In the basement buried under a heap of laundry, I found the broken rocker that had lived for so many years in the living room.  On the work bench I found the rocker’s arc that had snapped off years ago under a grandchild’s rowdy rocking.  This break had a nice angle and slipped tight into its place.  Sunday afternoon Frank and I glued the two loose joints and the rocker’s arc with gorilla glue and C-clamps.  We set the glued joints under pressure with loops of clothesline twisted tight by a chopstick. I first learned to glue a chair with clothesline and chopsticks from my father-in-law about 35 years ago.  Howard had an appetite for repairs, which is part of what led him to and kept him in social work as his profession.  This appetite, this penchant also made him a loyal friend and family man and a forgiving grandfather, patient with the things and people that don’t work as they were meant to.

Estimating funeral attendance is hard to do.  Howard and Betty’s priest Rev. Rosalind Hughes warned us to expect empty pews and a modest turnout at the Church of the Epiphany in Euclid on January 7, an occupational hazard of surviving into your 90’s.  But people came to this memorial service on short notice from Texas, Colorado, Utah, New York, Massachusetts, California.  Some drove through harsh winter weather.  The night before the service we fed at least thirty out-of-towners, and Vic’s cousin organized us into a circle to introduce ourselves and talk about why we came. After the service on Saturday, over a hundred people gathered for lunch in the church basement, photo albums covering four tables. The opportunity to speak about Howard was taken by one after another, stretching out over an hour.  They spoke with choked voices, salty cheeks, or rowdy laughter of his humility, his humor, his attention to listening, his sharing of his love of sailing and wooden boats, the powerful effect his respectful approach had on people in moments of self-doubt.  We could feel the man.  Into the vacuum we revived his life.

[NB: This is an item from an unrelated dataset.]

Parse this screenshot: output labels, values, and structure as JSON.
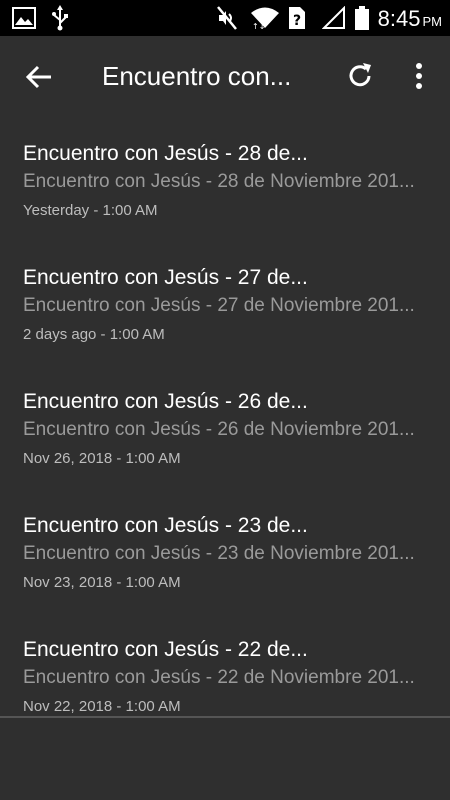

The night after the service we fed another 35 people and again we gathered in a circle to tell something about ourselves to this tightening web wrapping itself around the modest and meaningful life of Howard.  This was more than the usual funeral weekend. Occasionally someone alluded to the grim election two months ago or the inauguration two weeks ahead or the uncertainty we all face.  This was a gathering of die-hard liberals, carefully avoiding politicizing the remembrance of a fellow die-hard liberal.  No one said so, but I wonder if the recent election of a man who is commonly associated with bullying, billionaires, fear, and narcissism is part of what drove us to this emotional and vocal celebration of a man who was Trump’s polar opposite: compassion, thrift, contentment, and selfless service.  We needed to touch Howard, to tap the goodness of his life, to get our bearings.  Howard be thy name.